For years I did copywriting the slow and ineffective way. One secret changed everything
I used to slave away writing the same bland copy that most copywriters did.
It wasn’t deliberate. I thought I was being creative and working the way it “should be done”. It didn’t help that most of my colleagues in our small in-house team did the same. Really, we were a mix of ignorant and also ego driven.
That all changed when I heard the secret to creating faster and more effective copy from Jo Wiebe.
Write copy using your customers words, not your own
Instead of scanning dictionaries and thesauruses for the perfect word, all we need is to listen to our customers and repeat back their words to them.
This is more effective than using our own words as we gain the benefit of seeing what matters most to our audience, getting that expressed in their own tone of voice and benefitting from the “monkeys with typewriters eventually creating Shakespeare” effect.
It also saves us time racking our brain and staring at a blank page as we can use their own words as a starting point.
But don’t worry. When you use your customer’s words, you still have to add your own expertise. You need to edit and refine what they said, you need to curate and select what you should include and sometimes you just need to write something else. But you do so with a massive head start.

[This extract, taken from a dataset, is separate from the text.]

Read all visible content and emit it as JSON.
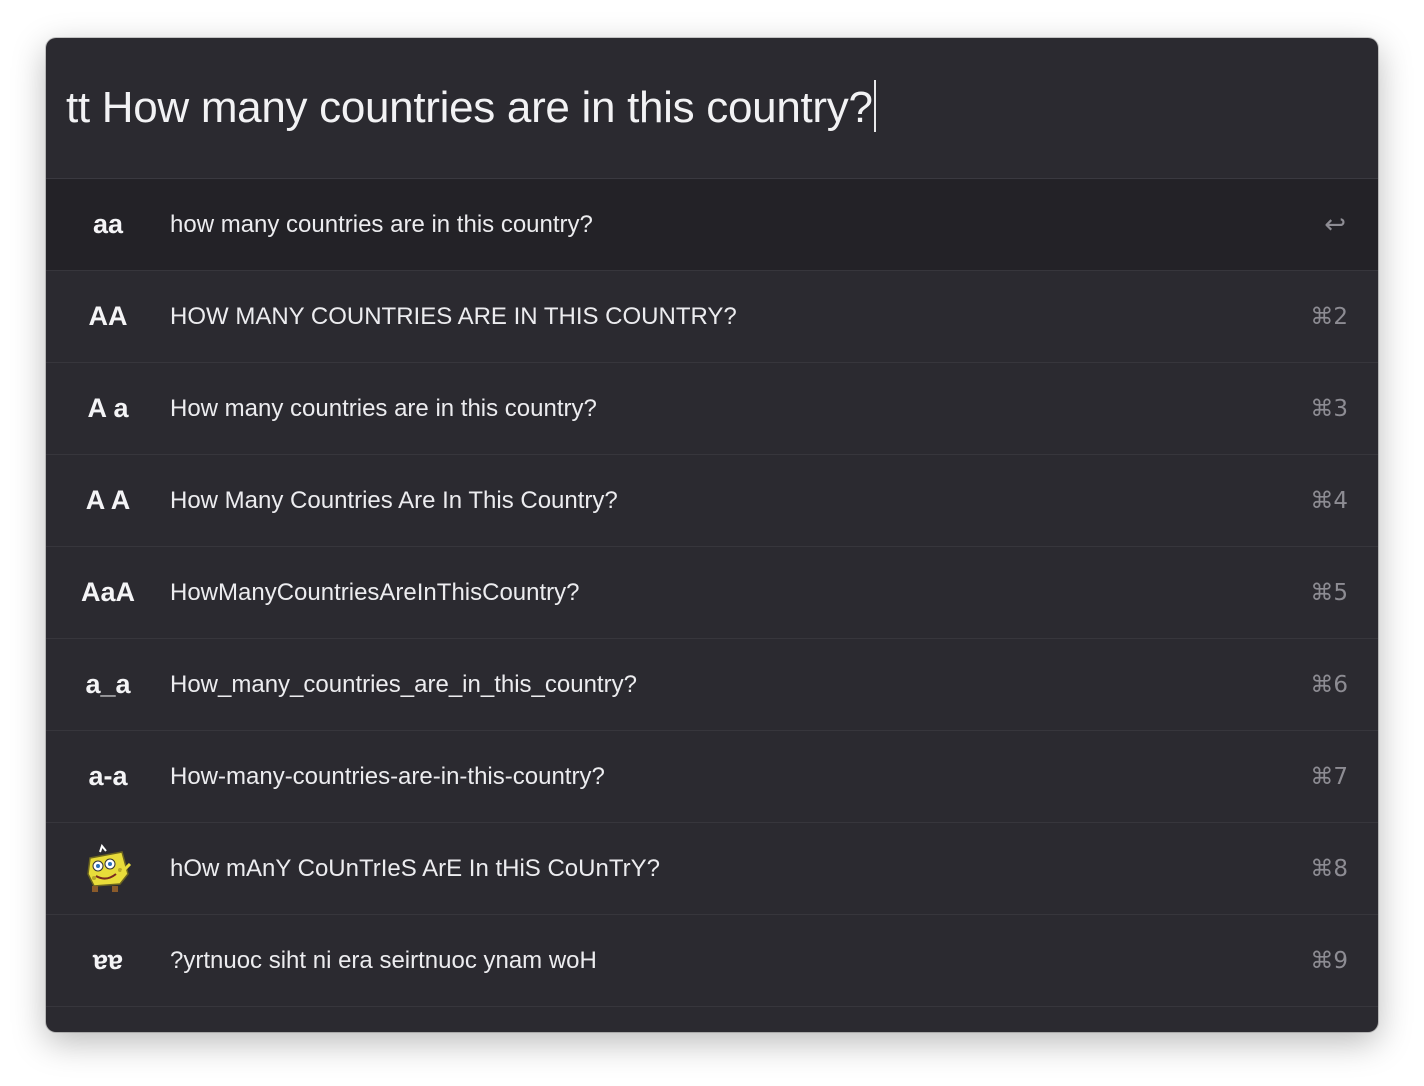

So how do you steal their words? Here are three easy steps.
#1. Go to where your audience hangs out
This is easy for some niches than others. You need to find the locations your audience hangs out and preferably where they discuss your topic.
Some common locations include

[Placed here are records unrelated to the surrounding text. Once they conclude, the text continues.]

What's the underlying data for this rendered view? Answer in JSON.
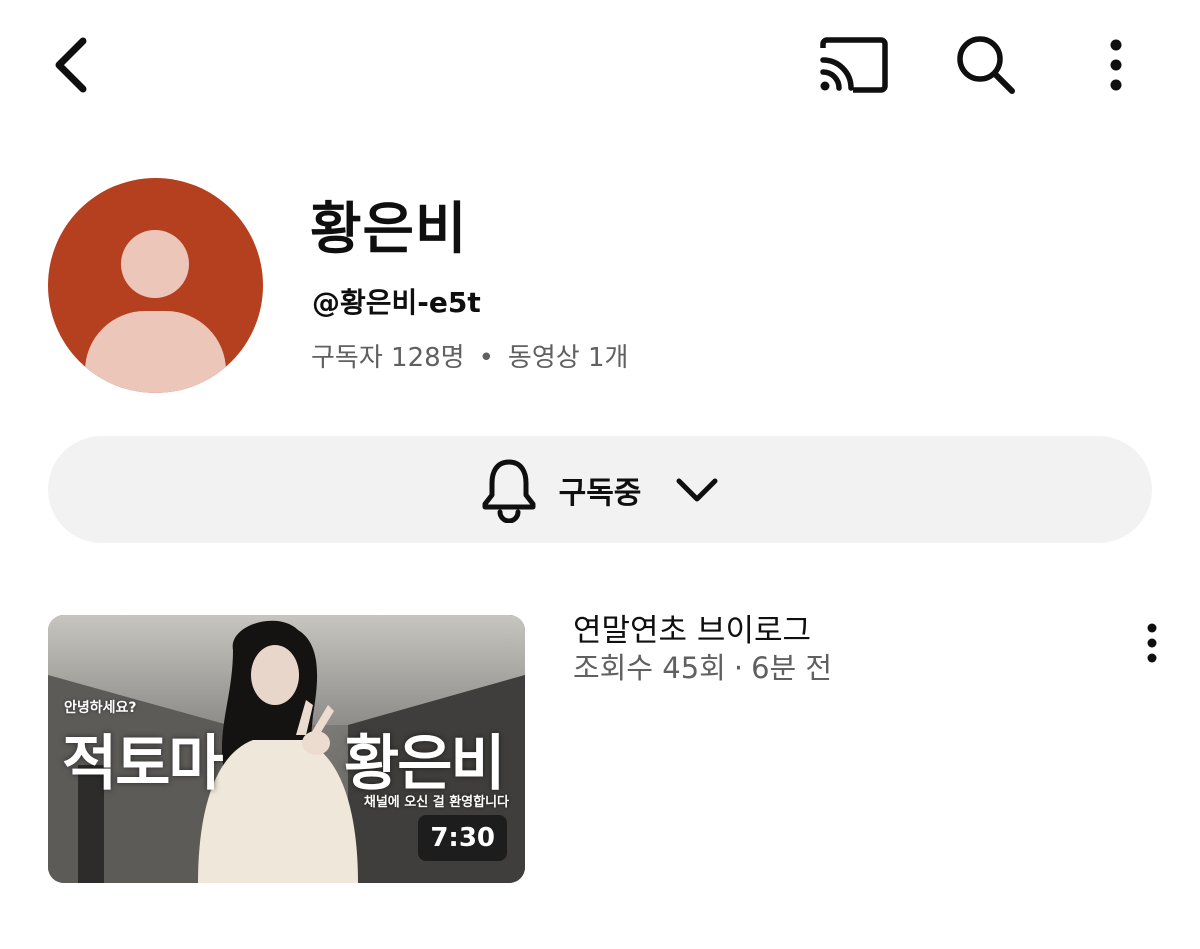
{
  "top_bar": {
    "back_icon": "chevron-left-icon",
    "cast_icon": "cast-icon",
    "search_icon": "search-icon",
    "more_icon": "more-vertical-icon"
  },
  "channel": {
    "name": "황은비",
    "handle": "@황은비-e5t",
    "subscribers": "구독자 128명",
    "separator": "•",
    "videos": "동영상 1개",
    "avatar_color": "#b5401f"
  },
  "subscribe_button": {
    "label": "구독중",
    "icon": "bell-icon",
    "dropdown_icon": "chevron-down-icon"
  },
  "videos": [
    {
      "title": "연말연초 브이로그",
      "views": "조회수 45회",
      "separator": "·",
      "age": "6분 전",
      "duration": "7:30",
      "thumbnail": {
        "greeting": "안녕하세요?",
        "left_text": "적토마",
        "right_text": "황은비",
        "welcome": "채널에 오신 걸 환영합니다"
      }
    }
  ]
}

- Twitter (or other social media platforms)
- Review sites (Amazon, G2)
- In person gatherings (When there isn’t a global pandemic!)
The best copy comes when people speak naturally.
When people think they need to give a good quote, they become unnatural. Searching for your company or product name, looking for problems, questions and achievements can all help you find great words and phrases to use in your copy.
You can also ask questions but these should help kick off a discussion rather than draw out quotes.
#3. Save sticky copy in a safe place
Once you’ve found some sticky language, you need to save it for later. This could be in a notebook, a text file, or, as I do, a personal knowledge management app to help find it later.
Whatever system works for you will do, but make sure you can find it later when you come to writing.
Using your customer’s words instead of your own can feel like cheating or can hurt our egos, but we can (and should) still add our own unique voice while writing more effective copy, faster.
This post was created with Typeshare